Nowadays vagrant birds have a much greater chance of being spotted due to the greater number of birdwatchers and their greater skill, through better Field Guides and wider travel.
Because we were in the right general area we went for and got Britain’s only known Desert Wheatear which swapped a real desert for Scotland’s eastern coast. The shingle beach might be similar in appearance but surely much damper. What will become of the little star?
This bird has been a long stayer – over two months now. You cannot help wonder at the irony. This bird has given me and many others such pleasure yet it is in a parlous position.
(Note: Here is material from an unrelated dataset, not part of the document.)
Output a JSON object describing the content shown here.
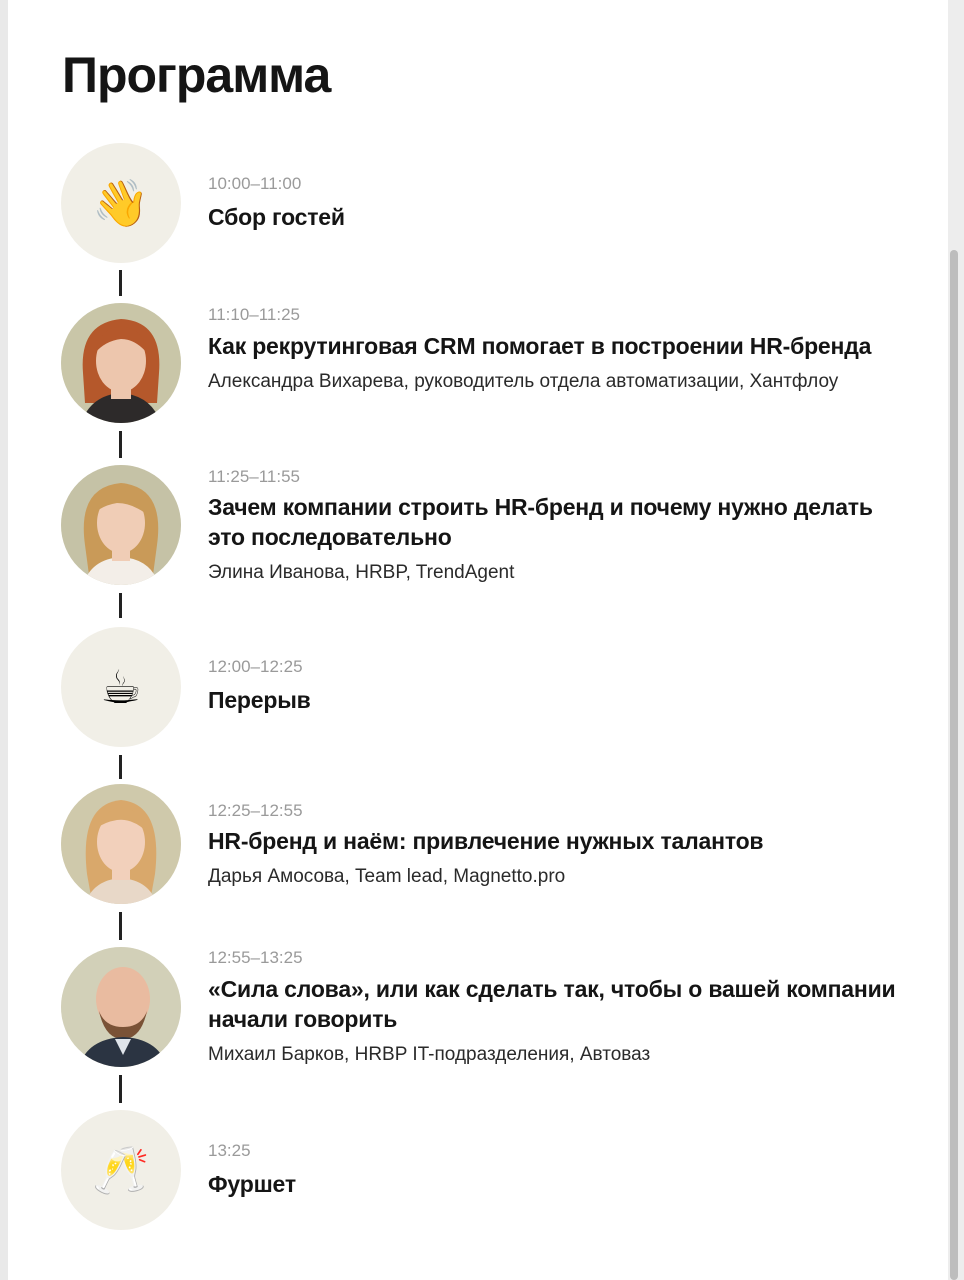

It was time to do a winter mountain last week. There was good snow cover and the forecast was dry and bright, so we set off for high ground. The car park was already busy with skiers when we arrived, so we donned our crampons and started heading up. The snow was very patchy, deep in some bits, but generally OK for walking on if steep in places. We avoided the skiers, but saw very little wildlife on the way up, just a pair of Red Grouse fly by. Up at the cairn it was very windy, but a wee flock of Snow Buntings flew through as we sheltered for lunch. Exploring on the ridge we eventually found a Ptarmigan, a lovely white male, then found the Mountain Hares. There were about 20 in all, feeding on the exposed heather shoots. They were a wonderful sight.
Fairly quiet here with typical winter - perhaps rather more wind than usual. Hoping to get up a hill if wind and weather ameliorates before month ends.
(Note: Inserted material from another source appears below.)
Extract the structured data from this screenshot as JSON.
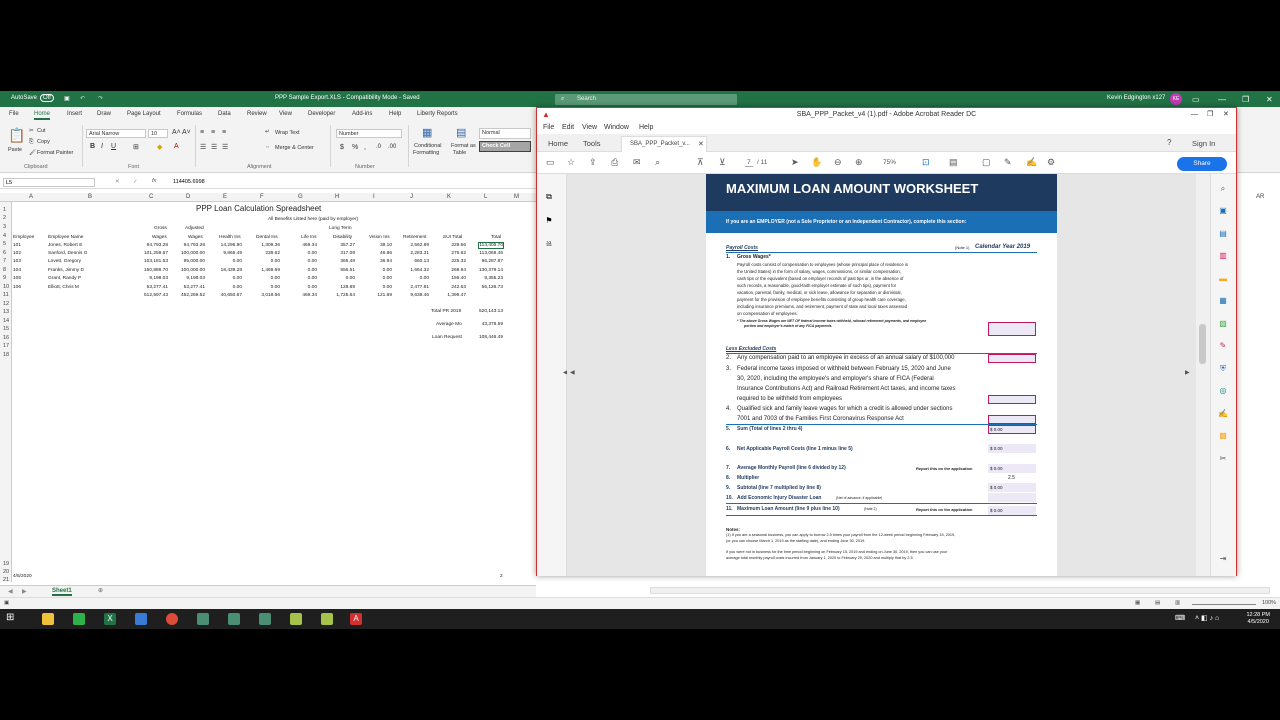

Hides doing OK once we got the Duck Tape into place.
Three Dippers on the stream today - two with no rings and one with two. This one was fairly confiding even when the farm machinery went close by. Definitely a good sign as it needs to be pretty tolerant of disturbance with the aquatic dogs that it will have to face in the coming months. This feeding strategy fascinated me - the water formed a cone around the probing bill.
It's definitely been wintry here over the last few days with cold and snow, but cloudy and damp too, so terrible photography weather!
Spent last week in Bulgaria photographing winter birds. It was very cold there, but brighter than UK with some nice snowy scenes. Too much snow, however, for the main target of our visit. The Golden Eagle hides were inaccessible due to heavy snow the week before.
We had plenty feeder birds to photograph though - lovely Sombre Tits, Tree Sparrows, Greenfinches and you can never have too many Hawfinches (opposite).
We also spent a few days in a Goshawk hide way up a mountain, getting close encounters with a lovely female.
A New Year but the weather has been very quiet and hardly wintry at all. Nevertheless there have been a good variety of birds around. Today we had a creditable thirteen waders from a total of 66 birds for the Bird Club Outing.
Perhaps the biggest disappointment is that without frost or snow you cannot take picture that shout winter! Maybe soon I will be regretting saying that - I guess the weather is good for wintering bird survival (except ones needing carrion I suppose).
This drake Smew was unusually co-operative as they usually stay a football pitch away from any observers. He is a handsome little bird with simple, but very effective, black and white livery.
Just back from Costa Rica in time to get ready for Christmas. It all went well and we pretty much succeeded in out targets of Toucans, Hummers and Poison-dart Frogs.
Much better than our first trip in 1995; so many places pull the birds out of the forest with bananas. We still did quite a few trails in the heat with heavy loads but with something in the bag already for the day it didn't seem so bad. U.S. Customs not fun considering we didn't even want to enter the country but that's air travel these days.